As housing prices rise many are struggling to pay rent and face the risk of eviction. Social scientists have documented many ways eviction harms families. But new research shows that eviction also hurts democratic participation.
Specifically, the researchers calculated a neighborhood’s average eviction rate between 2013 and 2015. They found a clear link between high eviction and low voter turnout in both rural and urban areas, as well as in deep blue or deep red states.The hardship associated with eviction, they argue, puts strain on both the individual or family that gets evicted and on their social networks. For individuals, eviction lowers social trust, causes hardship, and decreases people’s faith in the legal system. These effects ripple through social networks, lowering voter turnout.
The researchers identify several ways this could affect elections or dilute the voting strength of particular groups. For example, renters are more likely to be Democrats, Black or Latino. This means that any link between turnout and eviction could disproportionately affect these groups.
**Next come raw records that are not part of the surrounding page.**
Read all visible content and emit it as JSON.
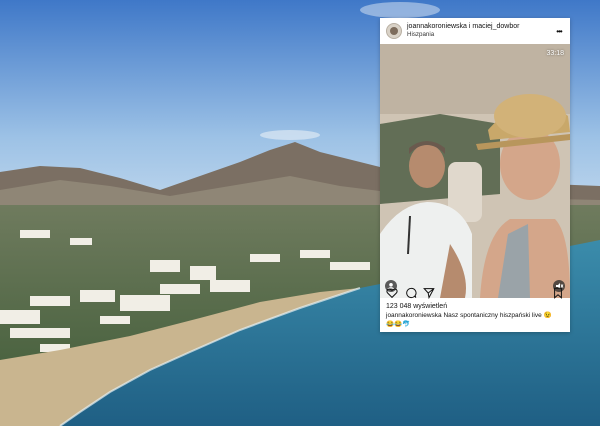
{
  "post": {
    "username": "joannakoroniewska i maciej_dowbor",
    "location": "Hiszpania",
    "timer": "33:18",
    "views": "123 048 wyświetleń",
    "caption_user": "joannakoroniewska",
    "caption_text": "Nasz spontaniczny hiszpański live 😉",
    "caption_emojis": "😂😂🐬"
  },
  "icons": {
    "more": "more-options-icon",
    "like": "heart-icon",
    "comment": "comment-icon",
    "share": "share-icon",
    "save": "bookmark-icon",
    "user_tag": "user-tag-icon",
    "mute": "mute-icon"
  },
  "colors": {
    "sky_top": "#3f78c8",
    "sea": "#2c6f93",
    "card_bg": "#ffffff"
  }
}
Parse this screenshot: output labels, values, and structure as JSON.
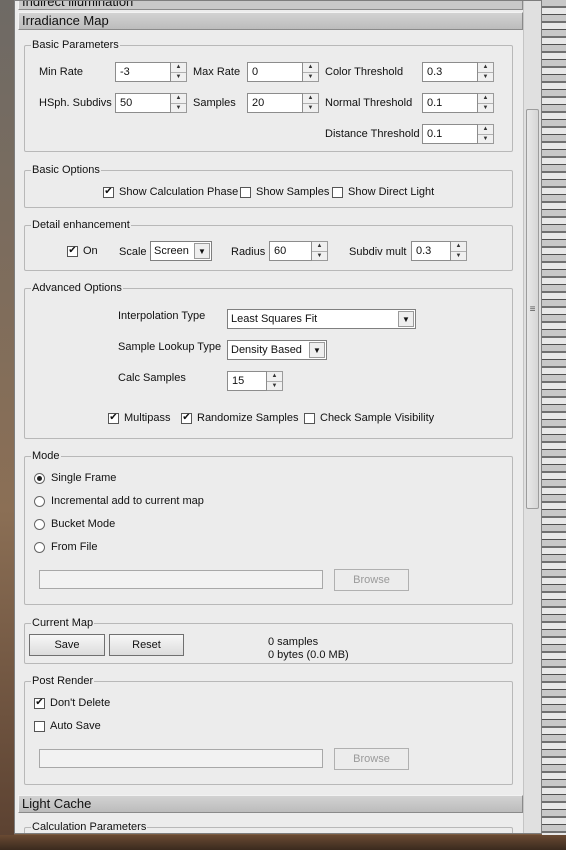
{
  "rollouts": {
    "indirect_illumination": "Indirect illumination",
    "irradiance_map": "Irradiance Map",
    "light_cache": "Light Cache",
    "calculation_parameters": "Calculation Parameters"
  },
  "basic_parameters": {
    "title": "Basic Parameters",
    "min_rate": {
      "label": "Min Rate",
      "value": "-3"
    },
    "max_rate": {
      "label": "Max Rate",
      "value": "0"
    },
    "color_threshold": {
      "label": "Color Threshold",
      "value": "0.3"
    },
    "hsph_subdivs": {
      "label": "HSph. Subdivs",
      "value": "50"
    },
    "samples": {
      "label": "Samples",
      "value": "20"
    },
    "normal_threshold": {
      "label": "Normal Threshold",
      "value": "0.1"
    },
    "distance_threshold": {
      "label": "Distance Threshold",
      "value": "0.1"
    }
  },
  "basic_options": {
    "title": "Basic Options",
    "show_calc_phase": {
      "label": "Show Calculation Phase",
      "checked": true
    },
    "show_samples": {
      "label": "Show Samples",
      "checked": false
    },
    "show_direct_light": {
      "label": "Show Direct Light",
      "checked": false
    }
  },
  "detail_enhancement": {
    "title": "Detail enhancement",
    "on": {
      "label": "On",
      "checked": true
    },
    "scale_label": "Scale",
    "scale_value": "Screen",
    "radius": {
      "label": "Radius",
      "value": "60"
    },
    "subdiv_mult": {
      "label": "Subdiv mult",
      "value": "0.3"
    }
  },
  "advanced_options": {
    "title": "Advanced Options",
    "interpolation_type": {
      "label": "Interpolation Type",
      "value": "Least Squares Fit"
    },
    "sample_lookup_type": {
      "label": "Sample Lookup Type",
      "value": "Density Based"
    },
    "calc_samples": {
      "label": "Calc Samples",
      "value": "15"
    },
    "multipass": {
      "label": "Multipass",
      "checked": true
    },
    "randomize_samples": {
      "label": "Randomize Samples",
      "checked": true
    },
    "check_sample_visibility": {
      "label": "Check Sample Visibility",
      "checked": false
    }
  },
  "mode": {
    "title": "Mode",
    "options": [
      "Single Frame",
      "Incremental add to current map",
      "Bucket Mode",
      "From File"
    ],
    "selected": "Single Frame",
    "browse_label": "Browse"
  },
  "current_map": {
    "title": "Current Map",
    "save_label": "Save",
    "reset_label": "Reset",
    "samples_text": "0 samples",
    "bytes_text": "0 bytes (0.0 MB)"
  },
  "post_render": {
    "title": "Post Render",
    "dont_delete": {
      "label": "Don't Delete",
      "checked": true
    },
    "auto_save": {
      "label": "Auto Save",
      "checked": false
    },
    "browse_label": "Browse"
  },
  "icons": {
    "check": "✔",
    "arrow_up": "▲",
    "arrow_down": "▼",
    "dropdown": "▼",
    "grip": "≡"
  }
}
Their data also show how expanding voting access might reduce the impact of eviction on voting. For instance, they found that eviction’s impact on voter turnout was less significant in states with same-day voter registration. If it’s easier to vote, particularly for people who are “residentially unstable,” then eviction might be less likely to disrupt turnout.
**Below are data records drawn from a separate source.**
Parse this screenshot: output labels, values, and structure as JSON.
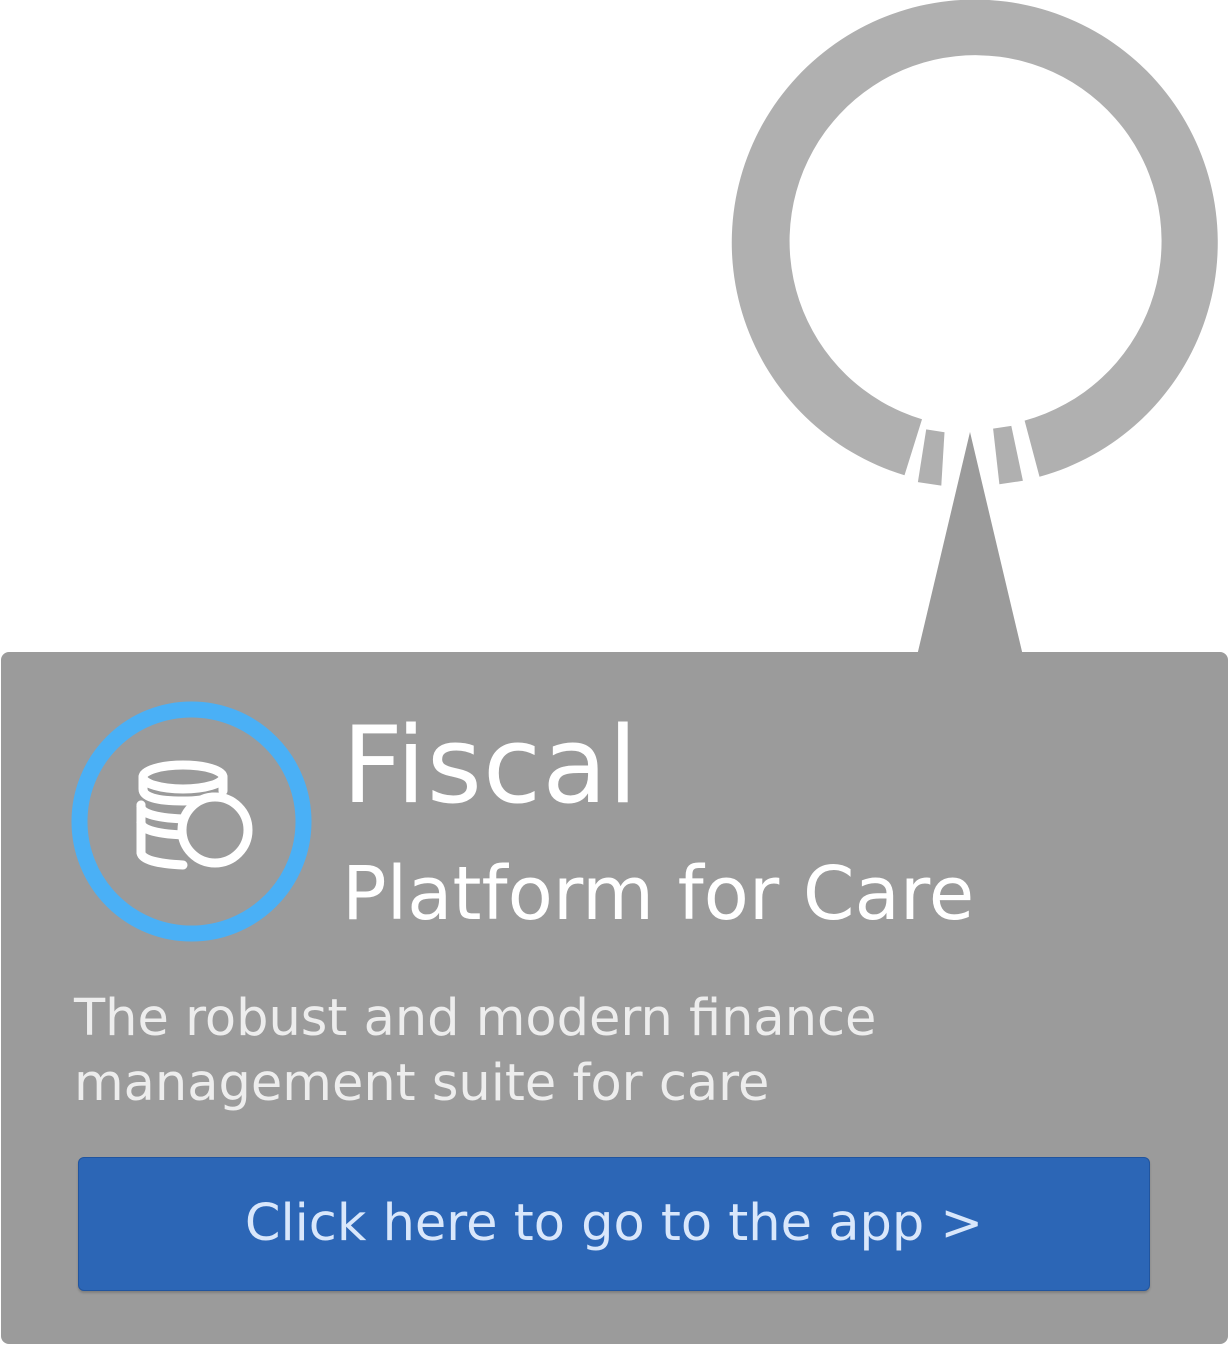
{
  "app": {
    "name": "Fiscal",
    "subtitle": "Platform for Care",
    "description": "The robust and modern finance management suite for care"
  },
  "cta": {
    "label": "Click here to go to the app >"
  },
  "icons": {
    "app_icon": "coins-icon",
    "decoration": "location-ring-pin-icon"
  },
  "colors": {
    "panel": "#9b9b9b",
    "ring": "#b0b0b0",
    "icon_ring": "#4ab0f6",
    "button": "#2c66b6",
    "button_text": "#d9e7fb"
  }
}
Ultimately, what this research shows is that affordable housing isn’t just an economic problem, or an issue affecting individuals and families. Evictions have profound consequences for democracy itself.